“During the same era, dwellers of other lands, such as Mesopotamia, where stone was hard to come by, would fire mud bricks in kilns to increase their strength and durability. This technique is mentioned in the story of the Tower of Babel in the Book of Genesis,” Dr. Vaknin explained. “Most researchers, however, believe that this technology did not reach the Land of Israel until much later, with the Roman conquest. Until that time, the inhabitants used sun-dried mud bricks.” 

“Thus, when bricks are found in an archaeological excavation, several questions must be asked: First, have the bricks been fired, and if so, were they fired in a kiln prior to construction or in situ, in a destructive conflagration event? Our method can provide conclusive answers.” 

Applying the new thermal demagnetization technique to samples excavated from the surrounding wall and collapsed debris at Tel Zafit, researchers say the results showed conclusively that the mud bricks had not been fired in a kiln. 

Significantly, the magnetic fields of all bricks and collapsed debris showed the same orientation. This led researchers to conclude that the destruction of Gath was a singular, catastrophic event. 

Researchers say these new findings scientifically corroborate the biblical account of Gath’s conquest by King Hazael. 

“Our findings signify that the bricks burned and cooled down in situ, right where they were found, namely in a conflagration in the structure itself, which collapsed within a few hours,” said Dr. Vaknin. “Had the bricks been fired in a kiln and then laid in the wall, their magnetic orientations would have been random. Moreover, had the structure collapsed over time, not in a single fire event, the collapsed debris would have displayed random magnetic orientations.” 

Dr. Vaknin said that previous interpretations of mud bricks from Tel Zafit having been fired in a kiln came from the researcher’s inability to identify burning at temperatures below 500°C. 

“Since heat rises, materials at the bottom of the building burned at relatively low temperatures, below 400°C, and consequently the former study did not identify them as burnt – leading to the conclusion that the building had not been destroyed by fire,” Dr. Vaknin explained. “At the same time, bricks in upper parts of the wall, where temperatures were much higher, underwent mineralogical changes and were therefore identified as burnt – leading the researchers to conclude that they had been fired in a kiln prior to construction.”  

“Our method allowed us to determine that all bricks in both the wall and debris had burned during the conflagration: those at the bottom burned at relatively low temperatures and those that were found in higher layers or had fallen from the top –at temperatures higher than 600°C.”

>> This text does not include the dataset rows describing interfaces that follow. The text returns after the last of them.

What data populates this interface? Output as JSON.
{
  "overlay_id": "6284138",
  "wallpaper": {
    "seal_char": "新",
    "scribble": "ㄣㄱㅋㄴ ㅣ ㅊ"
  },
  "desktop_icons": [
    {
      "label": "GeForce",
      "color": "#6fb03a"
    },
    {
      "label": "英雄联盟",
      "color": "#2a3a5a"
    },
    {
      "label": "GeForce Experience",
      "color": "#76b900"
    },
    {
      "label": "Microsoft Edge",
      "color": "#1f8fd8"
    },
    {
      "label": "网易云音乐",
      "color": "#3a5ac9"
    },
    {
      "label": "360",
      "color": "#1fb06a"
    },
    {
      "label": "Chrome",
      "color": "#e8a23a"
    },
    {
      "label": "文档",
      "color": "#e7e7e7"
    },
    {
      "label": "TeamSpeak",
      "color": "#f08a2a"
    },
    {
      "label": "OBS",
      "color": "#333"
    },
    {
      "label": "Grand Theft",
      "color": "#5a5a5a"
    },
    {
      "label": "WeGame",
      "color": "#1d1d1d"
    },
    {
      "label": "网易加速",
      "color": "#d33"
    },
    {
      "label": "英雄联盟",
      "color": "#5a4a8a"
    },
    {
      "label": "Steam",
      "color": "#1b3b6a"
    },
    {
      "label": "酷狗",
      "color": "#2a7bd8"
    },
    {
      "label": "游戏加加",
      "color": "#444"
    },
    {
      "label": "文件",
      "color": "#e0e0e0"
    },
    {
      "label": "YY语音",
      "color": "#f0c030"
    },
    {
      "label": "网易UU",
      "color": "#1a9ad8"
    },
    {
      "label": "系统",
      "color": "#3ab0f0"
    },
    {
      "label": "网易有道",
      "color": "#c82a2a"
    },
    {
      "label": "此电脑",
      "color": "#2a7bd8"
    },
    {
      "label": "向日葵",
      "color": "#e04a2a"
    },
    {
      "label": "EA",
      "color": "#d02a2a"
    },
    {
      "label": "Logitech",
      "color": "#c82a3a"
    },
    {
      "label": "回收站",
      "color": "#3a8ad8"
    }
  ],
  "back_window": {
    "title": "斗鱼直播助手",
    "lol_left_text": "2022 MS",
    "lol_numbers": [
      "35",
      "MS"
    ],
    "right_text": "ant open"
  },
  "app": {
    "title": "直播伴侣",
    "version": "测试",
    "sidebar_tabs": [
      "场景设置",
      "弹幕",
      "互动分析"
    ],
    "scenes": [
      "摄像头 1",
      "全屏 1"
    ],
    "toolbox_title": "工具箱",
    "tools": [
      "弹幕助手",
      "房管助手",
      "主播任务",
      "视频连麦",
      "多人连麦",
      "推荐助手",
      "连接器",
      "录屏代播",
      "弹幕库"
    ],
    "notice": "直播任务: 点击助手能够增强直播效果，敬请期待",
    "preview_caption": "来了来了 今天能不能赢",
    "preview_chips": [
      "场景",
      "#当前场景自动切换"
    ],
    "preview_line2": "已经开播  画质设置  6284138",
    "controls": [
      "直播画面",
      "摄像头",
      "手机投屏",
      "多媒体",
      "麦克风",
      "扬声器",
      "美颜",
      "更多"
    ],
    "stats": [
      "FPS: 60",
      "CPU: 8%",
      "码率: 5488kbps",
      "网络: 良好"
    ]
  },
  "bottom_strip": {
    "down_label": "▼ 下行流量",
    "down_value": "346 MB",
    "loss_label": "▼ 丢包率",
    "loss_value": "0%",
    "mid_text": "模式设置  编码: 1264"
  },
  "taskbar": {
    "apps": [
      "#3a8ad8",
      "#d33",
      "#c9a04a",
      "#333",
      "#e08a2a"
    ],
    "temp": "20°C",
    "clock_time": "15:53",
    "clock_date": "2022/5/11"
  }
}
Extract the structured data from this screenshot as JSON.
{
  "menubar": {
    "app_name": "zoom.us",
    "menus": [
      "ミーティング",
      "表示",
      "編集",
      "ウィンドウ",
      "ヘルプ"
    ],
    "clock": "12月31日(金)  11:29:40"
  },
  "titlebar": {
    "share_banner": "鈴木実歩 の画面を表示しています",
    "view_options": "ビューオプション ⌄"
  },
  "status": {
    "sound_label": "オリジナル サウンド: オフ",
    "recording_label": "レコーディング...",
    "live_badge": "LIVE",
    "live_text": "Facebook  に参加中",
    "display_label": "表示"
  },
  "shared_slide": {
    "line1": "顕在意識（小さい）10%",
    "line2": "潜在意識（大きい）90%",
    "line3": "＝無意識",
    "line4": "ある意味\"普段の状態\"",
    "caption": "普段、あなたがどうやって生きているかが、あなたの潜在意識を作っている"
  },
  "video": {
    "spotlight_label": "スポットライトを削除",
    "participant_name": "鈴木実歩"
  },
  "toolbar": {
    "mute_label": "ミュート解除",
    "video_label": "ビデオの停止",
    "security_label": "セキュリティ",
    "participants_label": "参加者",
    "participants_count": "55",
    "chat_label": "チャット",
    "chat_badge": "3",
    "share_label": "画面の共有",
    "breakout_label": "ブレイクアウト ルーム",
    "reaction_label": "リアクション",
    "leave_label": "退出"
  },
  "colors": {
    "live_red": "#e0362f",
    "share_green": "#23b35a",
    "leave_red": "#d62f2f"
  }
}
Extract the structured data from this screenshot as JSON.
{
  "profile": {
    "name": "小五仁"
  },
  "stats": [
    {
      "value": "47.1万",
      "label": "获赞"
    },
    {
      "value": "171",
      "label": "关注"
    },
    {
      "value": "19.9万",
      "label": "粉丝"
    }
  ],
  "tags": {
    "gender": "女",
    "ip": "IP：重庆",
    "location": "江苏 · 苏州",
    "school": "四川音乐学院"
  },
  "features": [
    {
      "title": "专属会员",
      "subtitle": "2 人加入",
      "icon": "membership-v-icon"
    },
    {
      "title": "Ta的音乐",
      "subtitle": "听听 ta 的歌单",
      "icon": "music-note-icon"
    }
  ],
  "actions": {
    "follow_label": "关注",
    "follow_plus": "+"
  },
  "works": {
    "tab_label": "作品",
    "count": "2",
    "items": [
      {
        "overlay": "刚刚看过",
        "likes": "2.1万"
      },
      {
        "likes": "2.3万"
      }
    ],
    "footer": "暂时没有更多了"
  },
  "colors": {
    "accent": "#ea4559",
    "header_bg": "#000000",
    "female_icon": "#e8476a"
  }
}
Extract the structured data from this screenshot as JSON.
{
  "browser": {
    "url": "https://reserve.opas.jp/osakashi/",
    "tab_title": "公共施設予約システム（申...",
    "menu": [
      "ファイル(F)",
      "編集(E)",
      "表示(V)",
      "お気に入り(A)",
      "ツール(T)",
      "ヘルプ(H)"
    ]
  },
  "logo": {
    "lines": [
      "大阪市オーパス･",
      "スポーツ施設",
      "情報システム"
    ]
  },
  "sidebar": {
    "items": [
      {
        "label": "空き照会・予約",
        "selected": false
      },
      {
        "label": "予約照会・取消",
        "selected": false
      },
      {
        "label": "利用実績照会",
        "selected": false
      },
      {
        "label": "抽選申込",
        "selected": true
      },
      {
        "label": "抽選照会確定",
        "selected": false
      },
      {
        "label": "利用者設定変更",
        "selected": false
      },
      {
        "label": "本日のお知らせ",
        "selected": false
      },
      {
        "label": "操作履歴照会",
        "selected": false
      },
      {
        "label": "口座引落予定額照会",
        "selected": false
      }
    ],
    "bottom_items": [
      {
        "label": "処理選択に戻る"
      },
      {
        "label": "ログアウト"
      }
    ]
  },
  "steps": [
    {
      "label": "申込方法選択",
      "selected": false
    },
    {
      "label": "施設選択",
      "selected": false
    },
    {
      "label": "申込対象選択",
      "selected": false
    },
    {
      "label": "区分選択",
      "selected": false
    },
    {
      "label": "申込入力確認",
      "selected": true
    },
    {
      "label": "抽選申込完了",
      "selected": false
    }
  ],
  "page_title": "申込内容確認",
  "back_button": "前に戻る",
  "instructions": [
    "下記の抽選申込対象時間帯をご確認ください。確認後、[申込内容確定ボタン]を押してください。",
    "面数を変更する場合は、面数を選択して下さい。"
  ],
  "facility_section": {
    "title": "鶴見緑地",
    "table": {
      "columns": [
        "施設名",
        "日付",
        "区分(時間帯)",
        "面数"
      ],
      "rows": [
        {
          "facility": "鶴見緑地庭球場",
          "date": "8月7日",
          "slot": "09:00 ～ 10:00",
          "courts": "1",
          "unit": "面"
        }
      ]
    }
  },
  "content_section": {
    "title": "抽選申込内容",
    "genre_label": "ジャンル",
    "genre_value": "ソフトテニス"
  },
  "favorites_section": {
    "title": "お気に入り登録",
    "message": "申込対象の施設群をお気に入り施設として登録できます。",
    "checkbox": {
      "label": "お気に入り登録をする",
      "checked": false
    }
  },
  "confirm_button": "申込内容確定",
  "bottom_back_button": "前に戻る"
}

It is yet to be determined if this discovery will be universally accepted as confirming the historical accuracy of the biblical narrative regarding the destruction of Gath. Nevertheless, the innovative approach effectively connects ancient stories with modern technology, demonstrating the role of contemporary science in shedding light on historical events.

In a press release by Tel Aviv University, co-author and professor from the Martin (Szusz) Department of Land of Israel Studies and Archaeology at Bar-Ilan University, Dr. Aren Maeir, said beyond the historical and archaeological significance, there are historical ecological implications in the team’s findings. 

“The brick firing technology requires vast quantities of combustive materials, and in ancient times this might have led to vast deforestation and even loss of tree species in the area,” Dr. Maeir explained. “Our findings indicate that the brick firing technology was probably not practiced in the Land of Israel in the times of the Kings of Judah and Israel.” 

Tim McMillan is a retired law enforcement executive, investigative reporter and co-founder of The Debrief. His writing typically focuses on defense, national security, the Intelligence Community and topics related to psychology. You can follow Tim on Twitter: @LtTimMcMillan.  Tim can be reached by email: or through encrypted email: